Luke Romano can empathise with the dirty dirties.
This time last year he too had been sitting in the stands, biding his time.
Being selected in the All Blacks is an emotional occasion. Waiting for your chance to become a "real" test player can't be as much fun.
Put yourself in Jeremy Thrush's shoes. In Auckland the Hurricanes lock sat on the bench watching the clock tick down wondering when his time would come. It didn't. Not until the following week in the series-clinching victory in Christchurch at least.
Last year Romano sat out the first two wins over Ireland before earning his boarding pass in Hamilton. The anxious wait is something he will never forget.
"I'd been in the DDs [dirty dirties] for the first two and I got my chance in the third test," Romano said as the All Blacks assembled in New Plymouth yesterday. "If you're in that position you've got to do what's best for the team."
This year, the unglamorous behind-the-scenes task of holding the tackle bags and running defence at training has fallen to Crusaders flanker Matt Todd, Blues duo Steven Luatua and Francis Saili. All three players are yet to make the bench.
"Those guys have been instrumental in helping us prepare for the first two tests," Romano said. "Their chance will come and when it does I'm sure they'll excel and show why they've been selected for the All Blacks."

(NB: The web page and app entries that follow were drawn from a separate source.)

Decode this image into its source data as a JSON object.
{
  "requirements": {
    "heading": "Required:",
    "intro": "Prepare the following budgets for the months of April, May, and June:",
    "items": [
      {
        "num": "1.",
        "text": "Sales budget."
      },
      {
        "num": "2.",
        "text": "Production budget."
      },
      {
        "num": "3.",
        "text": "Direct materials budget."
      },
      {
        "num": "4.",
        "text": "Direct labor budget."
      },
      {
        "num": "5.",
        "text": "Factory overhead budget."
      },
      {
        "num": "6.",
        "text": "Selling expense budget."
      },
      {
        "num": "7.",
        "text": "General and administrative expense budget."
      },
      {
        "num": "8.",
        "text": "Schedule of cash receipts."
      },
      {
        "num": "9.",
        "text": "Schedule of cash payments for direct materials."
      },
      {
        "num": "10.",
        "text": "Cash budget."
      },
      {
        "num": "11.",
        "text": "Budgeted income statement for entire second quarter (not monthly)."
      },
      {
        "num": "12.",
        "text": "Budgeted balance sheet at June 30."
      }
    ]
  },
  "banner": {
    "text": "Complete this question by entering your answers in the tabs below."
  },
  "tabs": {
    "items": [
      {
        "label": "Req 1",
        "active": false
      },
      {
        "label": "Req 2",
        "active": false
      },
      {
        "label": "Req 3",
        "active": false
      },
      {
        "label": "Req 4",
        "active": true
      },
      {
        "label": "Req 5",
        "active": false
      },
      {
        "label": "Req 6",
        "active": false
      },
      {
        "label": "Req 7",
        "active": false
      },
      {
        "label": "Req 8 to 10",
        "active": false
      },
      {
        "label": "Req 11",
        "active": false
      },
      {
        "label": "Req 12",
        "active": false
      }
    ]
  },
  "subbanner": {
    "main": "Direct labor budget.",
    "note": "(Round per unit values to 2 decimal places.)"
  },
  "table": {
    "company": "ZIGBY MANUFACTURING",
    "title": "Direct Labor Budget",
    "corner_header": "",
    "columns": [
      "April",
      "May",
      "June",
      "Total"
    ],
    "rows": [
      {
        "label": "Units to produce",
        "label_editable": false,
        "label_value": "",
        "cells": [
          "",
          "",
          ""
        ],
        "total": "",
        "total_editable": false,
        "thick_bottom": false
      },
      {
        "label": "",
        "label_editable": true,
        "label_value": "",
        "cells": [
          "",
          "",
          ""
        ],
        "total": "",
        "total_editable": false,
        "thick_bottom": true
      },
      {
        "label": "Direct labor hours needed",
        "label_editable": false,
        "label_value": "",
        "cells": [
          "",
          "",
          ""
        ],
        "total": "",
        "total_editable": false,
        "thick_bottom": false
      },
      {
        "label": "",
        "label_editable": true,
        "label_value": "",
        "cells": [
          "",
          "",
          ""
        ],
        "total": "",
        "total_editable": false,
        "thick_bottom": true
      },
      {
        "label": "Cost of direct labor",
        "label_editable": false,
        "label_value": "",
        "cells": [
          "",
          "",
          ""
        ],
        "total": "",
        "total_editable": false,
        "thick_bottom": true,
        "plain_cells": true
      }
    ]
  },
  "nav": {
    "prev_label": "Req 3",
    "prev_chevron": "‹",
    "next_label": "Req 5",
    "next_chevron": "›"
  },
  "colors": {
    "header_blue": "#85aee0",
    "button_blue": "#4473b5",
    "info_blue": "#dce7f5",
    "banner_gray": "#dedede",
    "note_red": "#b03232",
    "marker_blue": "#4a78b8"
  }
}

In the modern era, where complaints are made that test caps are given away all too easily, these cases prove a respectful earning process remains. The 27-year-old Romano has gone on to play 13 tests and is a vital member of the second-row.
Of the remaining All Blacks' uncapped threesome, Luatua is most likely to make his debut this week. The blindside flanker has shown athleticism, strength and ball-playing skills that deserve a chance at the next level.
But Saili and Todd - the latter was called up as injury cover for now-mended lock Sam Whitelock - both face the prospect of not making it on to the field throughout the series against the French. While they have benefitted from the experience in the All Blacks' camp, it must be hard to get so close and, essentially, be forced to walk away empty handed.
With the series in the bag, some might suggest there is nothing to lose from throwing Saili and Todd into the mix, but Romano highlighted the ruthless attitude of the All Blacks this week.
"It's good to have the series wrapped up at 2-0 but we can't go out there and think just because we've got it wrapped up the third one is going to be easy as well," he said.
"The French have shown over the years that as soon as you don't take them seriously and think they're down and out they'll come back and bite you in the bum. We're fully preparing for this to be a test match. They put us under some real pressure in Christchurch and in Auckland. They're not down and out by any means."